For Immediate Release
News Corp's Hack Shows a Double Standard
Palin Hack Had O'Reilly Calling for Criminal Prosecution
WASHINGTON - The explosive allegations about widespread illegal voicemail hacking by British tabloids owned by Rupert Murdoch are getting very little coverage on Murdoch's Fox News Channel (TVNewser, 7/12/11). But Fox's top host took a very different view when a Republican politician's email account was hacked, calling for the prosecution of the website that published the emails.
When Sarah Palin's email account was hacked during the 2008 presidential campaign, Fox host Bill O'Reilly was outraged that anyone could publish such material. On September 17, 2008, O'Reilly said:
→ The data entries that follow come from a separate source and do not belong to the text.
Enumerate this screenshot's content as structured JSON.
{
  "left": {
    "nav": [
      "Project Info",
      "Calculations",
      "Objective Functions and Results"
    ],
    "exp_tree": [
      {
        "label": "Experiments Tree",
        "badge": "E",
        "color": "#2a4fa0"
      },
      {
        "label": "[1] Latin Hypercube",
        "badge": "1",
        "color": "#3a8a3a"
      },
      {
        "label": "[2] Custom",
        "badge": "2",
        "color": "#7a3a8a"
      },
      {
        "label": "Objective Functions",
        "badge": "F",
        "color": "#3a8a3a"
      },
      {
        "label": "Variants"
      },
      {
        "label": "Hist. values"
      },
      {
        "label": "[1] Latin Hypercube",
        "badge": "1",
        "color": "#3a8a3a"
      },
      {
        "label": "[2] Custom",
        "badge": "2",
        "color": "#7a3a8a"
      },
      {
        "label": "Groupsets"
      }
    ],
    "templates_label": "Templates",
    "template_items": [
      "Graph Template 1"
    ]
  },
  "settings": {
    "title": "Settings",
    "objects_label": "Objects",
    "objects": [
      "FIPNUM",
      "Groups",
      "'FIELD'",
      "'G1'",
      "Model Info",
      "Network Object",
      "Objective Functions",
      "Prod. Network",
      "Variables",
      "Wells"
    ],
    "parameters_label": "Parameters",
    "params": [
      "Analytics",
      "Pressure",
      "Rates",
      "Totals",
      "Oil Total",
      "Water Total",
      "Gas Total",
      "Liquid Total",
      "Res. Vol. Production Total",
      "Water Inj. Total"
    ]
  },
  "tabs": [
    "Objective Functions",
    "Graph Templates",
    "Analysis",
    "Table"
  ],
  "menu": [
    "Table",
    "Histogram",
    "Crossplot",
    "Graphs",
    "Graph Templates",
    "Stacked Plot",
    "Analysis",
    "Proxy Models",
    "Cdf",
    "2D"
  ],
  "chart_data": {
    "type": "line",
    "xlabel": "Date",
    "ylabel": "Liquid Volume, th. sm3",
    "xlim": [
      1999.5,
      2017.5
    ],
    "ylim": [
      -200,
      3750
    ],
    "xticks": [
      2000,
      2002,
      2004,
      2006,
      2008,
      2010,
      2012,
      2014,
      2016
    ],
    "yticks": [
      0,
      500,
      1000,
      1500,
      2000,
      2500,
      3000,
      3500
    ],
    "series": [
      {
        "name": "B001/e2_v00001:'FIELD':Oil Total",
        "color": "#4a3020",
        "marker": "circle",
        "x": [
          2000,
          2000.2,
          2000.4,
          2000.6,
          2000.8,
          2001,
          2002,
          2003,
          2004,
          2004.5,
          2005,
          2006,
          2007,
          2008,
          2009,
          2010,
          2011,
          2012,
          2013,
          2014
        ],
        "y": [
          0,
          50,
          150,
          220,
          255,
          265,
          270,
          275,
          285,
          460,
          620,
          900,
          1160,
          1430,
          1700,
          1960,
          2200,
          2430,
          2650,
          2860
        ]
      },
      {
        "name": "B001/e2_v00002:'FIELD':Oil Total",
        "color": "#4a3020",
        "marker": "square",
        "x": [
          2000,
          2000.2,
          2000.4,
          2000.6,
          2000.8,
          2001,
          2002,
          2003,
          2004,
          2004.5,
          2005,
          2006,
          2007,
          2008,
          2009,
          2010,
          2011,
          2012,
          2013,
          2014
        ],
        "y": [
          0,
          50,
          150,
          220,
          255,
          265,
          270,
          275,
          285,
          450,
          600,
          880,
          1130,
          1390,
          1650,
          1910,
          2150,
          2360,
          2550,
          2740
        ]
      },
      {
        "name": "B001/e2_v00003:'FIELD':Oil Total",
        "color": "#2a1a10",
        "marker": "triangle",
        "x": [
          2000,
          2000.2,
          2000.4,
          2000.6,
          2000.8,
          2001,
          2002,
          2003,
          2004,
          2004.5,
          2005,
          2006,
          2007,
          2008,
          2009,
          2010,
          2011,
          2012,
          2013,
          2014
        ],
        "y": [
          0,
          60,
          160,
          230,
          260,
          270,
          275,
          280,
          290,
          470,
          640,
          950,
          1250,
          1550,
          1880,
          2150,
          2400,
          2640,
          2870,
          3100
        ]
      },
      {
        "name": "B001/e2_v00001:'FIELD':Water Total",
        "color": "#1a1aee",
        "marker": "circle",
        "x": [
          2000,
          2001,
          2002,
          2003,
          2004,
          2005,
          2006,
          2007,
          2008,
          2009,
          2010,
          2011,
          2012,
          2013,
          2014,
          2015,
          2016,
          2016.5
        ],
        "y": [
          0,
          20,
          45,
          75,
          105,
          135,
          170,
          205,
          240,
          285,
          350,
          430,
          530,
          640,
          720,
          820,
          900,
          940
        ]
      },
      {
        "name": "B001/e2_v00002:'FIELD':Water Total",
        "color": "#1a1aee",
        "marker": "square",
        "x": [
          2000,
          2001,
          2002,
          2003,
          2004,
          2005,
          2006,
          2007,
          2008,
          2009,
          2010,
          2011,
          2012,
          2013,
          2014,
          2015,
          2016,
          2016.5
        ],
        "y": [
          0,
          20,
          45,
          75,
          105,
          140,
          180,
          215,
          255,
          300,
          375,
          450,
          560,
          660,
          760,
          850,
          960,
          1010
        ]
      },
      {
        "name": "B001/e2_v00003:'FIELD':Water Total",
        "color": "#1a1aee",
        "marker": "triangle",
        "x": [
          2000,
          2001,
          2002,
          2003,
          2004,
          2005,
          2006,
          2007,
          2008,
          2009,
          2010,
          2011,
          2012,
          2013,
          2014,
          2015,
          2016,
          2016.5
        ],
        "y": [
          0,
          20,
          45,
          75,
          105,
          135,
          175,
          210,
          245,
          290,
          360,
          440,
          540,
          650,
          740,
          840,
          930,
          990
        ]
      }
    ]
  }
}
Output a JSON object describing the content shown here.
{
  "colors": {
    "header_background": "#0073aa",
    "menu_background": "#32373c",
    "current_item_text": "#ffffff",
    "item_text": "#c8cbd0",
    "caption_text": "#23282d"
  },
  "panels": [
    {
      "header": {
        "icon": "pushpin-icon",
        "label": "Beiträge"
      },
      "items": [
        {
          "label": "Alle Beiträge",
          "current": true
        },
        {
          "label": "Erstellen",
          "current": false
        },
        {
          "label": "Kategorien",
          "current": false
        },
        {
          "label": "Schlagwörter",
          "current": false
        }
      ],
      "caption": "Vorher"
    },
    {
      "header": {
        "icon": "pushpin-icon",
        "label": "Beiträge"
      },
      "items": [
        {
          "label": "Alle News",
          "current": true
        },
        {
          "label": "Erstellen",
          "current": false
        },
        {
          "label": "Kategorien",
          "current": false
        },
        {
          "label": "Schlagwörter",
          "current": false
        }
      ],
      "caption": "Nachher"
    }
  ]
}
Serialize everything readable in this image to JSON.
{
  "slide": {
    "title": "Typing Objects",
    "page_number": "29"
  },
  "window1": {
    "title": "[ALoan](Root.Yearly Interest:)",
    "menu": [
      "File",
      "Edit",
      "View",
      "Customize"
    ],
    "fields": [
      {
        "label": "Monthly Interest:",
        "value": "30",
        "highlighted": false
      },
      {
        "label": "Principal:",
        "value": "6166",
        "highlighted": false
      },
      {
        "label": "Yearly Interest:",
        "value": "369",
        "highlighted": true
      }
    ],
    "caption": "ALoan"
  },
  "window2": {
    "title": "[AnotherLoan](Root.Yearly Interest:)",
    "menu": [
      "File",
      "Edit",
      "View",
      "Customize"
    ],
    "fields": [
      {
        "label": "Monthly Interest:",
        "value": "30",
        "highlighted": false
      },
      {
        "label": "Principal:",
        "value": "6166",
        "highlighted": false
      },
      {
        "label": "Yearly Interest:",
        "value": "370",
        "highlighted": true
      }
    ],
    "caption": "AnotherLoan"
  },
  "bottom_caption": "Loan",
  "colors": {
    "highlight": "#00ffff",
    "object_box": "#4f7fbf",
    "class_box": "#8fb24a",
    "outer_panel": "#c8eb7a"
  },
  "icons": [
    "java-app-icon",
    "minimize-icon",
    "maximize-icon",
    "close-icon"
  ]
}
Now, it is a felony, a federal crime, also a state crime in Alaska to hack into people's private correspondence. And what I want to know--and I'm not going to mention the website that posted this, but it's one of those despicable, slimy, scummy websites that in a free society we have to tolerate, but I'd like to see the website prosecuted, arrested, put in cuffs, all the people who run it.
Look, we know, everybody knows, the Feds know, the state authorities in Alaska know, everybody knows where the stuff is, OK? And they know the people who run the website. So why can't they go there tonight, to the guy's house who runs it, put him in cuffs, and take him down and book him?
The following night (9/18/08), O'Reilly interviewed Fox legal pundit Megyn Kelly, and expressed outrage at the idea that a news outlet could evade prosecution.
O'REILLY: Well, that surprises me, because they're trafficking in stolen merchandise.
KELLY: They are.
O'REILLY: This information was stolen. It's just like anything else. You steal somebody's car, and you give it to a fence to sell or a chop shop to chop it up. They've got stolen merchandise. They get charged.
KELLY: You would think that, but it's different here, Bill, because it's the First Amendment, Bill. It is the freedom of the press.
KELLY: Yes, yes, yes, yes.
O'REILLY: Stolen--no, it's like mail. It's like mail. It's email.
KELLY: It's not, it's not.
O'REILLY: But it is.
KELLY: Let me tell you, the Supreme Court has said that when a news organization -- and like it or not, this website qualifies -- obtains information that is newsworthy, even if....
O'REILLY: Not if you steal the letter...
KELLY: Let me finish.
O'REILLY: See, I know what the Supreme Court says. I'm trying to get it across to you that this is wrong.
KELLY: If it's newsworthy and you get it, even if you know it's stolen, you can publish it, as long as you didn't have dirty hands in actually obtaining information. You didn't help hack.
O'REILLY: But that is ridiculous, because if you go to somebody's mailbox, and you take out their mail, and it has something newsworthy, and you give it to somebody, you're charged with tampering with the U.S. mail. It's a crime. There's no difference between taking a person's letter out of their mailbox and taking somebody's e-mail off their Internet sites.
KELLY: I agree.
O'REILLY: So the law doesn't make sense.
What doesn't make sense, actually, is why O'Reilly gets so exercised about a news outlet publishing illegally obtained information when he lets similar activity by the corporation he works for pass without notice.
FAIR, the national media watch group, has been offering well-documented criticism of media bias and censorship since 1986. We work to invigorate the First Amendment by advocating for greater diversity in the press and by scrutinizing media practices that marginalize public interest, minority and dissenting viewpoints.